agriculture and care in europe – abused migrant workers
Europe – Migrant workers make up 13 per cent of the European Union’s key workforce. The migrant labour, within and to the European Union, is growing. However, migrant workers are denied basic social protection, especially in the agriculture and care sectors.
The European Commission has acknowledged the role of migrant workers in sectors such as transport, logistics, health, and agriculture. Reportedly, migrant workers have been essential for the proper functioning of European economies during the Covid-19 pandemic. The workers in these sectors are socially isolated and exploited. They are not provided with opportunities to improve the status, image, and understanding of migration within the wider population.
They often experience some of the most abusive working conditions in Europe’s labour markets. The jobs for migrant workers are typically low-paid, insecure and sometimes informal.
Conditions endured by thousands of migrant workers in the agriculture and care sectors
A four-country study by the Foundation for European Progressive Studies and the think-tank TASC documents the conditions endured by thousands of migrant workers in the agriculture and care sectors in European countries.
Reportedly, one-third of agricultural workers and just under half of all domestic workers in the European Union are excluded from basic mechanisms of social protection. These rates are significantly higher among migrant workers.
These migrant workers rarely take part in civic and political life. Reportedly, Europe’s farmers operate under growing competitive pressures. Some farmers rely on exploited migrant workers to cover labour gaps while minimising production costs.
Families in Europe employ low-paid migrant care workers who are undeclared and unprotected by domestic labour regulations. Migrant workers in the agri-food sector are often not paid well.

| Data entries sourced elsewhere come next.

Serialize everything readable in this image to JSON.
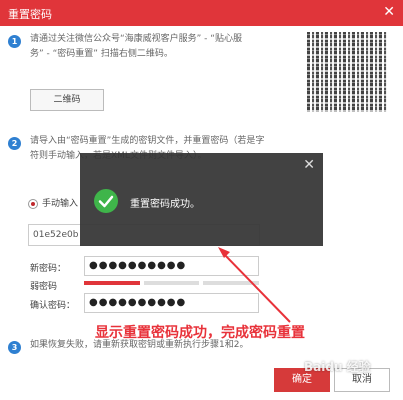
{
  "dialog": {
    "title": "重置密码",
    "close_glyph": "✕"
  },
  "step1": {
    "number": "1",
    "text_line1": "请通过关注微信公众号“海康威视客户服务” - “贴心服",
    "text_line2": "务” - “密码重置” 扫描右侧二维码。",
    "qr_button_label": "二维码"
  },
  "step2": {
    "number": "2",
    "text_line1": "请导入由“密码重置”生成的密钥文件，并重置密码（若是字",
    "text_line2": "符则手动输入，若是XML文件则文件导入）。",
    "radio_label": "手动输入",
    "code_value": "01e52e0b"
  },
  "form": {
    "new_password_label": "新密码：",
    "new_password_value": "●●●●●●●●●●",
    "strength_label": "弱密码",
    "strength_level": 1,
    "strength_max": 3,
    "confirm_label": "确认密码：",
    "confirm_value": "●●●●●●●●●●"
  },
  "step3": {
    "number": "3",
    "text": "如果恢复失败，请重新获取密钥或重新执行步骤1和2。"
  },
  "footer": {
    "ok_label": "确定",
    "cancel_label": "取消"
  },
  "toast": {
    "message": "重置密码成功。",
    "close_glyph": "✕"
  },
  "annotation": {
    "text": "显示重置密码成功，完成密码重置",
    "color": "#e8323a"
  },
  "watermark": {
    "text": "Baidu 经验"
  },
  "colors": {
    "accent": "#e0353a",
    "step_blue": "#2f80d1",
    "success_green": "#3fb54a"
  }
}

Sometimes they are not treated well because they don’t know the language of their host country. Low-paid migrant workers usually work longer hours on remote farms or in isolated households. After work, they don’t get time and resources to invest in learning the native language of their host country.